We feel something unpleasant in a given moment (e.g. a stubbed toe or a wave of anger). It’s the habit of the human nervous system to zoom in on the point of discomfort, excluding all else. As a result, we are quickly overwhelmed and seek external distractions (e.g. Facebook). A great deal of freedom can be gained over time by retraining the body-mind to zoom out, feeling into the space around the discomfort (whether emotional or physical). We begin to notice all the parts of the body which aren’t in pain. Generally, this diminishes the intensity of the discomfort, allowing us to stay in the present moment (and off of Facebook).
Another thing we might notice, in staying with discomfort, is that it doesn’t just get worse and worse forever. We tend to run for the hills at the first sign of unpleasantness, but all sensations come in waves; they arise, crest, and pass away. We can retrain ourselves to stay with unpleasant sensations long enough to watch them recede and disappear. This applies to addictive cravings as well.
In my experience, an individual wave of emotion—when I can feel it clearly—is never more than 20 seconds long. But the individual waves tend to be obscured because the next one arises before the current one has fully passed. So part of this training is learning to ignore the arising of wave B order to stay with the passing of wave A.
It’s sort of like following an ocean wave to the point on the sand where it just barely touches before receding, and then keeping the attention there, instead of looking out at the break, where the next new wave is already in the process of crashing. In this way, we can experience the holes between waves of unpleasant feeling, significantly reducing overwhelm.

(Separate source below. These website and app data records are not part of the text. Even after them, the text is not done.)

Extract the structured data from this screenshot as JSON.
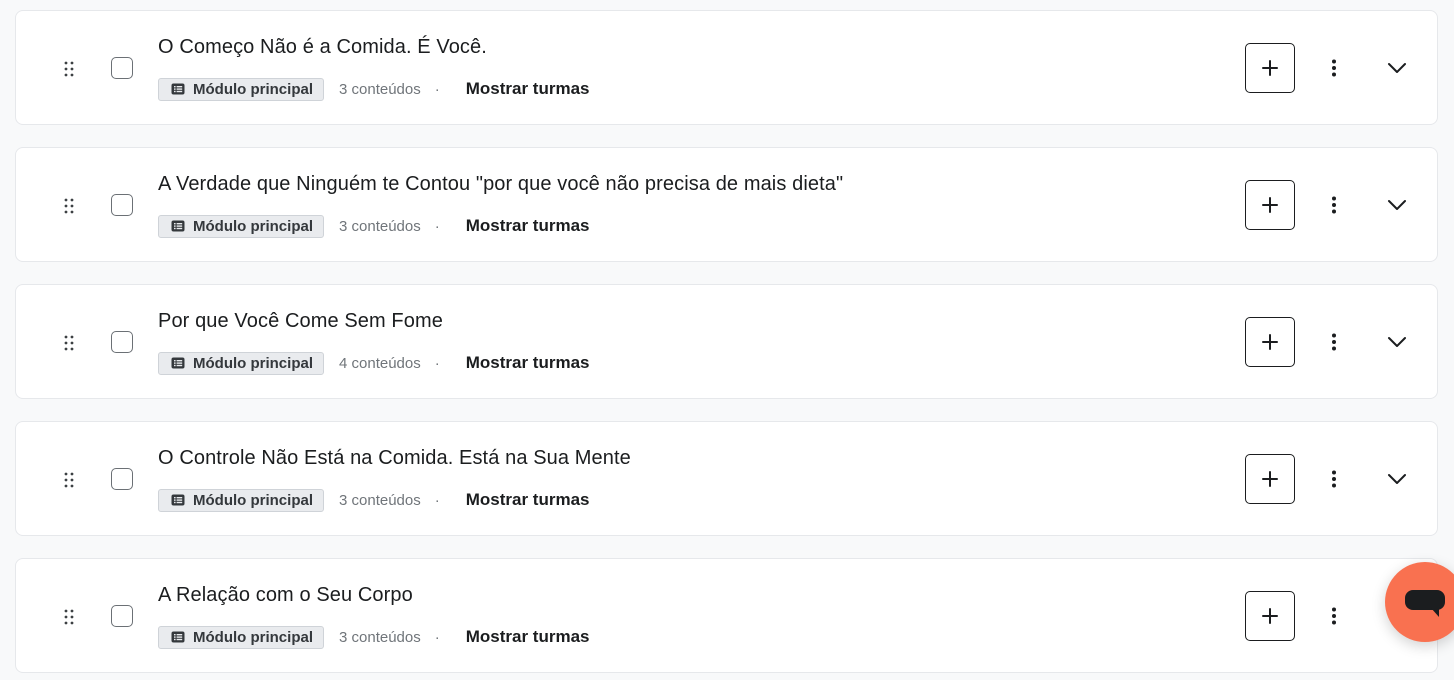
{
  "modules": [
    {
      "title": "O Começo Não é a Comida. É Você.",
      "badge": "Módulo principal",
      "count": "3 conteúdos",
      "separator": "·",
      "action": "Mostrar turmas",
      "expandable": true
    },
    {
      "title": "A Verdade que Ninguém te Contou \"por que você não precisa de mais dieta\"",
      "badge": "Módulo principal",
      "count": "3 conteúdos",
      "separator": "·",
      "action": "Mostrar turmas",
      "expandable": true
    },
    {
      "title": "Por que Você Come Sem Fome",
      "badge": "Módulo principal",
      "count": "4 conteúdos",
      "separator": "·",
      "action": "Mostrar turmas",
      "expandable": true
    },
    {
      "title": "O Controle Não Está na Comida. Está na Sua Mente",
      "badge": "Módulo principal",
      "count": "3 conteúdos",
      "separator": "·",
      "action": "Mostrar turmas",
      "expandable": true
    },
    {
      "title": "A Relação com o Seu Corpo",
      "badge": "Módulo principal",
      "count": "3 conteúdos",
      "separator": "·",
      "action": "Mostrar turmas",
      "expandable": false
    }
  ],
  "icons": {
    "drag": "drag-handle-icon",
    "badge": "list-icon",
    "add": "plus-icon",
    "more": "more-vertical-icon",
    "expand": "chevron-down-icon",
    "chat": "chat-icon"
  },
  "colors": {
    "chat_accent": "#f97150",
    "card_border": "#e6e8eb",
    "badge_bg": "#e9ebee"
  }
}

This is an aspect of the insight into impermanence—is a bad day really “bad” all the way through, or is it just pockets of crankiness punctuated by calm? Is the process of grief an incessant flood of sadness, or is it waves of sadness and moments of peace? Even chronic pain comes in discrete waves, each of them ending.
If you’re saying to yourself, “I would use these tools, but pain doesn’t come in waves for me,” then I would suggest: it’s probably a clarity issue. Take a closer look. As usual, I’m not asking anyone to take my word for it. See for yourself!